And Spring was blooming out all over...
Birdie took me to several great birding centers,
and I was able to see many new-to-me birds. Be warned, this is a long one, so if you're sick of birding, better skip it.
See the bird on the sign? He was there; look for him.
Frontera had nice paths through thickets, interspersed with feeding stations.Places to sit and watch. This is an Inca Dove (top) and White-tipped Dove.
Chachalaca...the red on the throat means he's a breeding male. Chacalacas are highly vocal...you can hear them coming.
Isn't he beautiful? An Altamira Oriole
Boardwalk through the wetlands
This fox-tail squirrel liked the feeding stations too.
If you get tired of watching the birds, you can look at the bugs awhile.
They are colorful too.
We returned to Estero Llano State Park to do a trail we missed. These trees with yellow blooms are pretty. Mescat Wattle, I think it is called.Birdie hiding behind a totem pole. Getting ready for Alaska.

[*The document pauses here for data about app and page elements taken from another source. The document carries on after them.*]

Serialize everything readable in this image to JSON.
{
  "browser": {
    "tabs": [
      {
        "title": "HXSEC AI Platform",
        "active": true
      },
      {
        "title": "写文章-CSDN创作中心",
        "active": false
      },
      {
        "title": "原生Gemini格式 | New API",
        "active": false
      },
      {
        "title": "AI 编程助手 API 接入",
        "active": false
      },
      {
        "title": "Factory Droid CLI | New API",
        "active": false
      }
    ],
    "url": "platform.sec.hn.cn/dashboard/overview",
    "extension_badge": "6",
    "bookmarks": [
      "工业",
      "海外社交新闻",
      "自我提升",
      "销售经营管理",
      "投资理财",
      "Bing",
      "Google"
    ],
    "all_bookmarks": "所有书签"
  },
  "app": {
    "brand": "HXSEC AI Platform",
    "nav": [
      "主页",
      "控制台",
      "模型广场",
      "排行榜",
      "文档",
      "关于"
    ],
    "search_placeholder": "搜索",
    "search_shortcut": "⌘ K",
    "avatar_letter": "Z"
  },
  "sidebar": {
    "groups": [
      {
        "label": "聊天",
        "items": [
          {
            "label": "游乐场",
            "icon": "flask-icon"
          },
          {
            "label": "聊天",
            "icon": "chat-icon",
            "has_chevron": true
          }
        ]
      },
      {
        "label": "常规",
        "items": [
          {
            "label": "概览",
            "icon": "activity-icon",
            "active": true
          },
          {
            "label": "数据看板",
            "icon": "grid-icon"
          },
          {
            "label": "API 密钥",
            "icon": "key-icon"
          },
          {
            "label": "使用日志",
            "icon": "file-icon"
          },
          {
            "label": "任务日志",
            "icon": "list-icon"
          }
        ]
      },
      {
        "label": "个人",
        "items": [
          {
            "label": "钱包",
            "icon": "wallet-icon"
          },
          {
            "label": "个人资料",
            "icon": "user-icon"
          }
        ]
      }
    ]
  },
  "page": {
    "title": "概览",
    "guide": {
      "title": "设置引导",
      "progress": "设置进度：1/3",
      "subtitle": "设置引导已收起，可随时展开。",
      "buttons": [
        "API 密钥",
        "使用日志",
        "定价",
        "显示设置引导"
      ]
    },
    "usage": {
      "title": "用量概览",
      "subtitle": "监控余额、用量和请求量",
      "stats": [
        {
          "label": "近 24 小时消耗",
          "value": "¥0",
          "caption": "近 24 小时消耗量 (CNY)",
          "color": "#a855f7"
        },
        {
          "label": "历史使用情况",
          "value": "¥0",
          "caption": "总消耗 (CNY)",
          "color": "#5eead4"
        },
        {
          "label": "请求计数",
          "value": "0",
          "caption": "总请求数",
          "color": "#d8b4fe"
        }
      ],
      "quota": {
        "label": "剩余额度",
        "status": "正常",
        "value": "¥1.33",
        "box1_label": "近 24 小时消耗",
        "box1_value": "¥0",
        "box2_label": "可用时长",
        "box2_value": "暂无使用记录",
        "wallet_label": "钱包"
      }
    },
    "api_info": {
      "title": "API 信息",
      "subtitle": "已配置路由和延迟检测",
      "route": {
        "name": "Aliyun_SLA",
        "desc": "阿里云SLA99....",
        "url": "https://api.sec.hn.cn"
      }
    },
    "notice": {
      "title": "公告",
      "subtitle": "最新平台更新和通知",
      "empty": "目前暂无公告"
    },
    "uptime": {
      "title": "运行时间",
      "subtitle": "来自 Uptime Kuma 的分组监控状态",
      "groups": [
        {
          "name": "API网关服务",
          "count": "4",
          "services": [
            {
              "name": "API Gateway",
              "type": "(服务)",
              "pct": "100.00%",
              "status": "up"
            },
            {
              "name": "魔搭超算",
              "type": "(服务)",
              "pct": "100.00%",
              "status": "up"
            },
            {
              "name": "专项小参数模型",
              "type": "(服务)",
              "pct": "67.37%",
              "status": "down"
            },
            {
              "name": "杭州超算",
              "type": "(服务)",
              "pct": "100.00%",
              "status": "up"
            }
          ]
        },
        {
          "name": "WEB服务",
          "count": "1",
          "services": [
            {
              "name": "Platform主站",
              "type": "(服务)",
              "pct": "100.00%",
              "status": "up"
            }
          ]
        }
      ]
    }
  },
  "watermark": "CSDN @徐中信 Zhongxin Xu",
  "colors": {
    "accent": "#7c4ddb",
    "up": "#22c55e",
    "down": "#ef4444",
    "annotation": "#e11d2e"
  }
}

All these blooming plants are attracting the hummingbirds. This is Turk's Cap.
Never learned the name of this flowering tree. The hummers liked it.
First time I've seen a Rufous Hummingbird.This Ruby-throated hummer is enjoying a feeder.
Our next trip brought us through the town of San Benito, hometown of Freddy Fender....remember him? I didn't until I looked up his songs...I recognized them right away.
This was an amazing place for birds and other animals too.
There's a 15-mile driving loop that takes all day to do because of all the places to stop and look. We kept looking for the Ocelot, but no luck there.
We passed a family of Harris's Hawks on the entrance road.At the feeding station near the Visitor's Center we got some good views of the Green Jays.
And this Curve-billed Thrasher.
These two men are researchers from Sweden. We stopped them to ask what they were doing.
They're doing research on the interdependent relationship between the Yucca Moth and the Yucca plants.
This is a Caracara atop a Yucca bloom. The yucca moth is known for its co-dependant relationship with the yucca plant. The yucca moth’s larvae rely exclusively on the seeds of the yucca plant as a primary food source, and the plant relies exclusively on the yucca moth for pollination.
The Yucca Moth, emerging from her cocoon, flies to a Yucca flower and collects pollen from the stamens, holding a little ball of it in her mouth-parts. She then visits another flower and lays an egg in the seed-box. After this she applies the pollen to the tip of the pistil, thus securing the fertilization of the flower and the growth of the ovules in the pod.
Did we see the Yucca Moth? No, because it is secretive, and works only in the darkness between sunset and midnight.
We got out the binoculars to search this part-time wetland area.And Birdie spotted these Willets in the distance.
When we reached Laguna Bay we found a gazillion Redheads.
The sign said 80% of Redheads winter in this place. I believe it.
We can see South Padre Island from here.Birdie got out her spotting scope and found me some Roseate Spoonbills. Too far away for a good picture though.
This is a Reddish Egret, white morph. They sort of prance around to stir up the surf and look for food. fun to watch.
Later you'll see a dark morph.
We watched this Great Blue Heron catch this big fish and struggle with it a long time before he managed to swallow it.
The Osprey also had a nice catch.
Birdie setting up the scope.
On the way out we saw 3 coyotes in a field. Looked like mother & two juveniles.
And this guy alone in the road.
The next day we crossed the bridge to South Padre Island.To visit the World Birding Center there.
Poor Simba and Bandit!
The walkways bring you over the wetlands.
Here he is, the Reddish Egret, dark morph.
Lots of Laughing Gulls
Little Blue Heron
This turned out to be a Little-Blue having a bad hair day.
Popular tourist activities on South Padre Island.
This is gator habitat too.
My favorite bird of the day was the American Bittern. Can you see it?
The Black Skimmers wouldn't fly when we wanted them to.
Unusual butterfly...looks inside-out.
Some more Spoonbills, with their backs turned. Still don't have a good pic.
Port Isabel Light
And the end of another great day.
But wait...there's more! The next day we went to Quinta Mazatlan.
The house and grounds are now part of the World Birding Center.
Constructed of 12 inch adobe block which were made on-site.
Some inside views.
Interesting trivia: The house was painted inside and outside with aluminum sulfate paint to prevent radar waves from penetrating the building.
This is called Cedar Hall. Legend has it that the ceiling beams are made of Lebanese cedar, a gift from the King of Lebanon to Mr. Matthews who fought alongside Lawrence of Arabia in the War of Independence from the Turks.
Now I know I need to quit eating those 3-2-1 cakes I've become addicted to.
A few noteworthy birds here: the Clay-colored Robin
And a Cooper's Hawk taking a bath.
Saw him again farther down the trail.
But mostly there were Chachalacas making so much racket you couldn't hear any other birds. Want to hear them? I'll leave you with them.
Simba is very happy we've moved on to places with dog-friendly hiking trails.